Exercise requirements: Which lines of the material contain the word "nghề"? Show each one.

Data to use:
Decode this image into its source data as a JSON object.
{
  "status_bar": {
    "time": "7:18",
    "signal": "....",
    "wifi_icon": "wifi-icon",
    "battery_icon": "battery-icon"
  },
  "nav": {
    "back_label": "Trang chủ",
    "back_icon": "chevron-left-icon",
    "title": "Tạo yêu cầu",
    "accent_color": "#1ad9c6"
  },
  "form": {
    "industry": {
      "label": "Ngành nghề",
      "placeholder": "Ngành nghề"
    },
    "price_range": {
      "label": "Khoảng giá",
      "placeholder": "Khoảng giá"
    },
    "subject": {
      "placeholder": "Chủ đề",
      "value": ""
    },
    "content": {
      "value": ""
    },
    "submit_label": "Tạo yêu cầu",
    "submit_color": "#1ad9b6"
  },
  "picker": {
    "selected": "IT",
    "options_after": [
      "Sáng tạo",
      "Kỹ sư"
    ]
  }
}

Reply to the exercise:
      "label": "Ngành nghề",
      "placeholder": "Ngành nghề"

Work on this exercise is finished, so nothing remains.